For us, that meant ALL the Legos stayed, because nobody could decide how to divvy them up. Almost all the books were stored, knowing that between the library and the bookstore, stories would keep coming into our lives. Bulky things like the large Kitchenaid mixer were happily stored, and have already given me an excuse to avoid baking things from scratch. We packed half our dishes, every single vase or decorative item, and most everything that was hanging on a wall.

I have long subscribed to the philosophy of only keeping “what you use or what you love” so our home was already pretty lean. Now it’s anorexic. Part of me finds it liberating to live with only the basics, but it’s strange not to be surrounded by at least a few material things I love. Of course, we've got our people and our pet so life is good...our home just feels different right now.

Last week I ran across this video by filmmaker Gemma Green-Hope, who created a short film after her family sorted through her grandmother’s belongings.
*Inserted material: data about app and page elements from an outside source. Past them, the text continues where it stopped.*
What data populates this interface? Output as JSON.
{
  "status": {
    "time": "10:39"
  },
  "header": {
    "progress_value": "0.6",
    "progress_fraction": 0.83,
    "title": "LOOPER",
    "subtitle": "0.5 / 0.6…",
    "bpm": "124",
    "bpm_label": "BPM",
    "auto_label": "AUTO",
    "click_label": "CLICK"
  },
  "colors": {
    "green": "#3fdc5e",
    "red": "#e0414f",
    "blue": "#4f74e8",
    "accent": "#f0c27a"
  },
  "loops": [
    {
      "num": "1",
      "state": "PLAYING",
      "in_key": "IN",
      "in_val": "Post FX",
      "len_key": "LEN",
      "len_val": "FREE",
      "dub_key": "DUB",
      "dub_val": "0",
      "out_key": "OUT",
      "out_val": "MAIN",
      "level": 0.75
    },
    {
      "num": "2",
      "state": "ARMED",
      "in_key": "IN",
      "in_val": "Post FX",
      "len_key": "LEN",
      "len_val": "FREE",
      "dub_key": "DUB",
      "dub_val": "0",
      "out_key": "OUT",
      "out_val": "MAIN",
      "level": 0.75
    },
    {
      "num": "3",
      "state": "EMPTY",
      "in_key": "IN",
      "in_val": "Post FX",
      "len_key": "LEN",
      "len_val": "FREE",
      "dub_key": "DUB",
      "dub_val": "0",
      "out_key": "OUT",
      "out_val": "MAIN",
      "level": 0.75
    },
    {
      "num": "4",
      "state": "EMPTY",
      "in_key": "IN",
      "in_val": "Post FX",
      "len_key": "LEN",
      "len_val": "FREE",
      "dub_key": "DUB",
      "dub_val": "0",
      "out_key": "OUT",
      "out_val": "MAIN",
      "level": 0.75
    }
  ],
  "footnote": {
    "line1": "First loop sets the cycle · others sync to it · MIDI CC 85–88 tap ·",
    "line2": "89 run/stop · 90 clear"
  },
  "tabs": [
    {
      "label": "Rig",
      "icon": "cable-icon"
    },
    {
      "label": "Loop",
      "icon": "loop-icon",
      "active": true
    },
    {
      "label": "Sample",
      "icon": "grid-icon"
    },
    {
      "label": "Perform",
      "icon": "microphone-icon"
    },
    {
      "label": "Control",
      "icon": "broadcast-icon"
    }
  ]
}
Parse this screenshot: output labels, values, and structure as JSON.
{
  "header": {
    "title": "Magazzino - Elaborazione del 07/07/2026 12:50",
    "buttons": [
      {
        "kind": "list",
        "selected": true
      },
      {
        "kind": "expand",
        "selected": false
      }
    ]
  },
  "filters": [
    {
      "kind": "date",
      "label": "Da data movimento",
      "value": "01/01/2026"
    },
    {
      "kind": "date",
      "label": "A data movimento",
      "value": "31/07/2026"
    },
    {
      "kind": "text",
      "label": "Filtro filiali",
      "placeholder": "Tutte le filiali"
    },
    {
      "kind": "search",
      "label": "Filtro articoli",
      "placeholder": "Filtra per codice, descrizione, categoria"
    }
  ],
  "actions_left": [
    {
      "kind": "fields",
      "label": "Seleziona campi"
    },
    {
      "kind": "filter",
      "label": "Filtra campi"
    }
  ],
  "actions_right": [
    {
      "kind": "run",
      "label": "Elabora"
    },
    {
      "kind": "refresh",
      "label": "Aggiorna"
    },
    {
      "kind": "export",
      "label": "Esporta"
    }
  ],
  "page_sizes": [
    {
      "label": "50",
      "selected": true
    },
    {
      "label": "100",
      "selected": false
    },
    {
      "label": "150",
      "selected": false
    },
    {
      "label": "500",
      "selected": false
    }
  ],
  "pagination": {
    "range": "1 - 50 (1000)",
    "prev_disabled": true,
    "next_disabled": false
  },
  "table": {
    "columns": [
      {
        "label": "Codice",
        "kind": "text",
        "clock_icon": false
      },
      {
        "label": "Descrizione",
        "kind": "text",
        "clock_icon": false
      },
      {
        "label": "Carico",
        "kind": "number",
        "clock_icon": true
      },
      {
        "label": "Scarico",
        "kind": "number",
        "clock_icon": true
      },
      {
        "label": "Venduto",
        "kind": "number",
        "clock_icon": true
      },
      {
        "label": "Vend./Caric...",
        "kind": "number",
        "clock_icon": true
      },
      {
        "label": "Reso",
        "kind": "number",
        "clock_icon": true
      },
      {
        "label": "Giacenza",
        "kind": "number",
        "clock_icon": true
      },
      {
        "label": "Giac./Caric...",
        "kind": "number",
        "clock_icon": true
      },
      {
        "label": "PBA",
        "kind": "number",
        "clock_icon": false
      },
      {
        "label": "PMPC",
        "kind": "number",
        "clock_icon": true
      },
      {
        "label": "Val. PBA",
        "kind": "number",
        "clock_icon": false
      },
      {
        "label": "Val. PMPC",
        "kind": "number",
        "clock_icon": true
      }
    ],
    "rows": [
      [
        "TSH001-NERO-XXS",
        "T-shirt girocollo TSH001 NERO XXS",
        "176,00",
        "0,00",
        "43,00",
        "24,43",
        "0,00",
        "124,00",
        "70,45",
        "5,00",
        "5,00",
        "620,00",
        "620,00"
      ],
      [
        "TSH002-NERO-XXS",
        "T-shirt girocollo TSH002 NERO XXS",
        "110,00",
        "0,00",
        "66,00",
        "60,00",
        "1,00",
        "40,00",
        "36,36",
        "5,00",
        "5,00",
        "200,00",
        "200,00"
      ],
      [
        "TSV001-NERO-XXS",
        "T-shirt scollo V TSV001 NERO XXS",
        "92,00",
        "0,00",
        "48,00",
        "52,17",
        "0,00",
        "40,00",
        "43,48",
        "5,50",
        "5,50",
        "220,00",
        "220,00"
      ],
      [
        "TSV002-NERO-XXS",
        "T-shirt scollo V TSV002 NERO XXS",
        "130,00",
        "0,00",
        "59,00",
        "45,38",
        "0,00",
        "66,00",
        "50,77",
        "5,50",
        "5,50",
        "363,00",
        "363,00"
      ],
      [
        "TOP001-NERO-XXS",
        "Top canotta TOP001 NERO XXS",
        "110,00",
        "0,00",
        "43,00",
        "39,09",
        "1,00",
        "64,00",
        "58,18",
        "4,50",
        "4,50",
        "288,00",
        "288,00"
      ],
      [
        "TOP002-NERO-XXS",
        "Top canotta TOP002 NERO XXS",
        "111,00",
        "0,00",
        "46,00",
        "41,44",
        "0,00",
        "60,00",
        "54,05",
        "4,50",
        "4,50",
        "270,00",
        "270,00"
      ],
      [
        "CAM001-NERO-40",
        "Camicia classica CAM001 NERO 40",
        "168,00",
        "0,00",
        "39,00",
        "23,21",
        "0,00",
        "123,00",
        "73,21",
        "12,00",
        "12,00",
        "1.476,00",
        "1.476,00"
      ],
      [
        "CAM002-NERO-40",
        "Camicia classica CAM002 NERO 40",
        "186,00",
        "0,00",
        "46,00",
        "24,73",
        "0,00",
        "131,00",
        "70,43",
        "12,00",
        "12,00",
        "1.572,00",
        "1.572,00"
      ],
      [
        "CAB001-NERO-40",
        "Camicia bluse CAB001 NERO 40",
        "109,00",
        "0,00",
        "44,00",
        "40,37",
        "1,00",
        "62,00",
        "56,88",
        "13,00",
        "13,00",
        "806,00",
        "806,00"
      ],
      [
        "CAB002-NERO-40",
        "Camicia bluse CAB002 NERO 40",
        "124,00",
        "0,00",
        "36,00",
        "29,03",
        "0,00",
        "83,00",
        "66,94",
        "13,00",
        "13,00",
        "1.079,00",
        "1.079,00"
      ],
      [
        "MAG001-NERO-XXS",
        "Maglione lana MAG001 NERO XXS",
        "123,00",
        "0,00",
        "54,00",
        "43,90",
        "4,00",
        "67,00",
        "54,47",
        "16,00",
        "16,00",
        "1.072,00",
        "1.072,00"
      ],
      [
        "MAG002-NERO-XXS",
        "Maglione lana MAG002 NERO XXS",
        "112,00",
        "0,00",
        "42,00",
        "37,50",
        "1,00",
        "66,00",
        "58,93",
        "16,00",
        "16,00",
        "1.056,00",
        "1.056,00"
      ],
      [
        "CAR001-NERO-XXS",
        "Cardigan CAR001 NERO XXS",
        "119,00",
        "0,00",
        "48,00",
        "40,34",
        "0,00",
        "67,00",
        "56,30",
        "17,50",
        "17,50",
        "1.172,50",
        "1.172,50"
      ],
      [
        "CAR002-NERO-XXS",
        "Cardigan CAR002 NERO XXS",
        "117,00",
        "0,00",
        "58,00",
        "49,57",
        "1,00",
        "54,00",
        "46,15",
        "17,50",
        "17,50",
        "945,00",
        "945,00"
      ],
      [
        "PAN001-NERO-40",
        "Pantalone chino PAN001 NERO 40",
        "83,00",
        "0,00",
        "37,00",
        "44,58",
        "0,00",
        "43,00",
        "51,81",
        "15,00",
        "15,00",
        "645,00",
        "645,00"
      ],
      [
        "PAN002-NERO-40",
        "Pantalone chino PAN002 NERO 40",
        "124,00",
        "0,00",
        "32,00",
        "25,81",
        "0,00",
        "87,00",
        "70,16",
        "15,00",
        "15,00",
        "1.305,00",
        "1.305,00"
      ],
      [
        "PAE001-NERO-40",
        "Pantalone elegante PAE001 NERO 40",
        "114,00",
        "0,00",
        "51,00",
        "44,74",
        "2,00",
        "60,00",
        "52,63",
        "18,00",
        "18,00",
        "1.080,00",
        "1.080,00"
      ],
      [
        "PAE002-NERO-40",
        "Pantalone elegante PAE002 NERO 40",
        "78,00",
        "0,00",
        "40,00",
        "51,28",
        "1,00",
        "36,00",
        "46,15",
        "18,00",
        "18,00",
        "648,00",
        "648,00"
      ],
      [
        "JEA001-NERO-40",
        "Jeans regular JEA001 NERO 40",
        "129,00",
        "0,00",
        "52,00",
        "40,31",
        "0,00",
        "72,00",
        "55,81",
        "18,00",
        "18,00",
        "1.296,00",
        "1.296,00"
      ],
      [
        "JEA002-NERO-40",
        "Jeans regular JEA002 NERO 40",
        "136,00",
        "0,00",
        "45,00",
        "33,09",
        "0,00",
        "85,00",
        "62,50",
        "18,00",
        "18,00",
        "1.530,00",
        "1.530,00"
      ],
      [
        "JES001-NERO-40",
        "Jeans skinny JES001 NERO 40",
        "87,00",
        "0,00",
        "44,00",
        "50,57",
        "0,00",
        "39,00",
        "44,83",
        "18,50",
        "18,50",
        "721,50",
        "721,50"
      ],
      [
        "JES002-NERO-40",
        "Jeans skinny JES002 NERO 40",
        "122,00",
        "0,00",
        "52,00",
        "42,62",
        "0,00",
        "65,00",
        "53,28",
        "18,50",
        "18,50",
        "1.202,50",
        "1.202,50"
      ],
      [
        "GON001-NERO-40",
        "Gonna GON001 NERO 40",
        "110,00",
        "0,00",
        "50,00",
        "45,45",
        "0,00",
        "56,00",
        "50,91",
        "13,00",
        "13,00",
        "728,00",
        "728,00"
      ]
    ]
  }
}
It’s a lovely tribute. My favorite quote is, “I wanted to show her to myself.”

That video got me thinking about the things my mother left behind when she passed away three years ago after a long illness. She had battled multiple sclerosis for nearly 30 years and had spent the last 10 years of her life supported by a ventilator. The "basics" in her life are relative too. My mom's life was extremely simplified the last few years, but required unfathomable amounts of medicine and complex supplies to keep her comfortable.

A couple months after her death, I helped my father clean out her closet, which in some ways seemed frozen in time from when she was first diagnosed. I wrote about it at the time, but until yesterday I had not re-read that piece in years. Of course it brought back a flood of emotions...just in time for Mother’s Day. It’s amazing how your own words can come back and catch you off guard. I lived and breathed that experience, but still it seems like another me altogether.

During the clean-out, I also photographed some of the little things I uncovered in my mother’s drawers. There were no big surprises...only small moments of nostalgia or grieving. There were a few questions that would never be answered: Why did she save this but not that? Why was this recipe tucked in with her jewelry? There were also some heartbreaking juxtapositions. I had been in her closet hundreds of time and grown numb to all the medical supplies that filled her shelves. But seeing them through the camera lens changed everything. Suddenly I saw not just the life-sustaining tubes, but the neighboring sweaters that she hadn’t worn in 10 years because she hadn’t left her bed, much less her house, in all that time.

By now I’ve sorted through her treasures and kept a few things that mean something to me. When our house is finished, I will unpack them once again and find a new home for them. The photos...I don’t know what I’ll do with them. But I’m sharing a few of them here. Showing you what’s on my mind. Seeing where it takes me.

Thanks for seeing with me.

IMG_6278

IMG_6288

IMG_6282

IMG_6273

IMG_2825

 

 

*     *     *

Thanks to everyone who entered last week's giveaway. The winner of the Moms Are Nuts book is NaDell. Enjoy!